San Francisco has become the first major city in the nation to outlaw the declawing of cats.
Some pet owners declaw their felines to protect themselves, or their furniture, from scratches. But pet advocates condemn the practice as animal cruelty.
On Tuesday, the Board of Supervisors voted 9-2 to enact a ban on the declawing of cats. Supervisors Sean Elsbernd and Michela Alioto-Pier voted against the legislation.
“It is well-documented and well-understood from a medical prospective that [declawing] is torture. It is a form of animal cruelty,” said Supervisor Ross Mirkarimi, who introduced the legislation.
Other California cities are considering adopting similar bans. The Los Angeles City Council is expected to vote on whether to enact a ban by the end of the year. West Hollywood banned declawing in 2003. Santa Monica, Beverly Hills and Berkeley are considering similar ordinances. Declawing is illegal in 20 countries, including most of Europe, Brazil, Japan and Israel.
The California Veterinary Medical Association opposed the legislation. The group said declawing should be left up to veterinarians and not politicians.
“I don’t support the board making those types of medical decisions,” Alioto-Pier told The Examiner after the meeting. “It seems misplaced. I think that the doctors and the vets should be making those decisions. And if it’s a bigger issue than that then the state of California should be outlawing that.”
Violators of the ban, such as anyone who declaws a cat or a pet owner who approves of a declawing, could face up to six months in jail or a fine of up to $1,000.
Many cities have decided to consider such a ban because a state law was recently adopted that would prohibit cities from enacting the bans after Jan. 1.
IN OTHER ACTION
- In an 11-0 vote, a 66-year lease between the Port of San Francisco and the Exploratorium was approved. The museum plans to relocate from the Palace of Fine Arts to Port property.
- A vote on Mayor Gavin Newsom’s veto of The City’s sanctuary policy legislation was scheduled for Tuesday. The legislation prohibits city officials from reporting undocumented youths to federal authorities for possible deportation unless they are convicted of a felony.

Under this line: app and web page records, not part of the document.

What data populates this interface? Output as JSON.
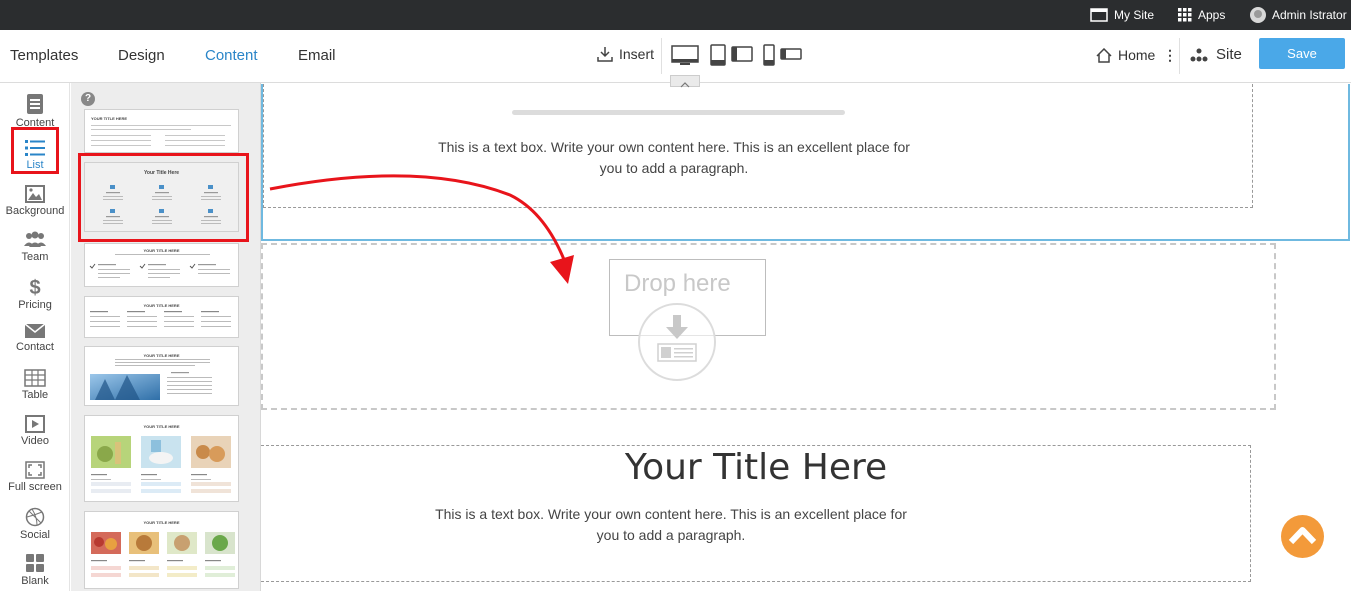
{
  "topbar": {
    "my_site": "My Site",
    "apps": "Apps",
    "user": "Admin Istrator"
  },
  "nav": {
    "tabs": [
      "Templates",
      "Design",
      "Content",
      "Email"
    ],
    "active_tab": "Content",
    "insert": "Insert",
    "home": "Home",
    "site": "Site",
    "save": "Save"
  },
  "sidebar": {
    "items": [
      {
        "label": "Content",
        "icon": "document-icon"
      },
      {
        "label": "List",
        "icon": "list-icon"
      },
      {
        "label": "Background",
        "icon": "image-icon"
      },
      {
        "label": "Team",
        "icon": "team-icon"
      },
      {
        "label": "Pricing",
        "icon": "dollar-icon"
      },
      {
        "label": "Contact",
        "icon": "envelope-icon"
      },
      {
        "label": "Table",
        "icon": "table-icon"
      },
      {
        "label": "Video",
        "icon": "play-icon"
      },
      {
        "label": "Full screen",
        "icon": "fullscreen-icon"
      },
      {
        "label": "Social",
        "icon": "dribbble-icon"
      },
      {
        "label": "Blank",
        "icon": "grid-icon"
      }
    ],
    "active": "List"
  },
  "panel": {
    "thumbs": [
      {
        "title": "YOUR TITLE HERE"
      },
      {
        "title": "Your Title Here"
      },
      {
        "title": "YOUR TITLE HERE"
      },
      {
        "title": "YOUR TITLE HERE"
      },
      {
        "title": "YOUR TITLE HERE"
      },
      {
        "title": "YOUR TITLE HERE"
      },
      {
        "title": "YOUR TITLE HERE"
      }
    ]
  },
  "canvas": {
    "para1": "This is a text box. Write your own content here. This is an excellent place for you to add a paragraph.",
    "drop_here": "Drop here",
    "title": "Your Title Here",
    "para2": "This is a text box. Write your own content here. This is an excellent place for you to add a paragraph."
  },
  "colors": {
    "accent": "#2a85c8",
    "save_button": "#4aa8e8",
    "highlight": "#e8141b",
    "scroll_top": "#f39a3a",
    "topbar": "#2b2d2f"
  }
}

- In an 11-0 vote, legislation empowering the Entertainment Commission to shut down problem nightclubs was approved.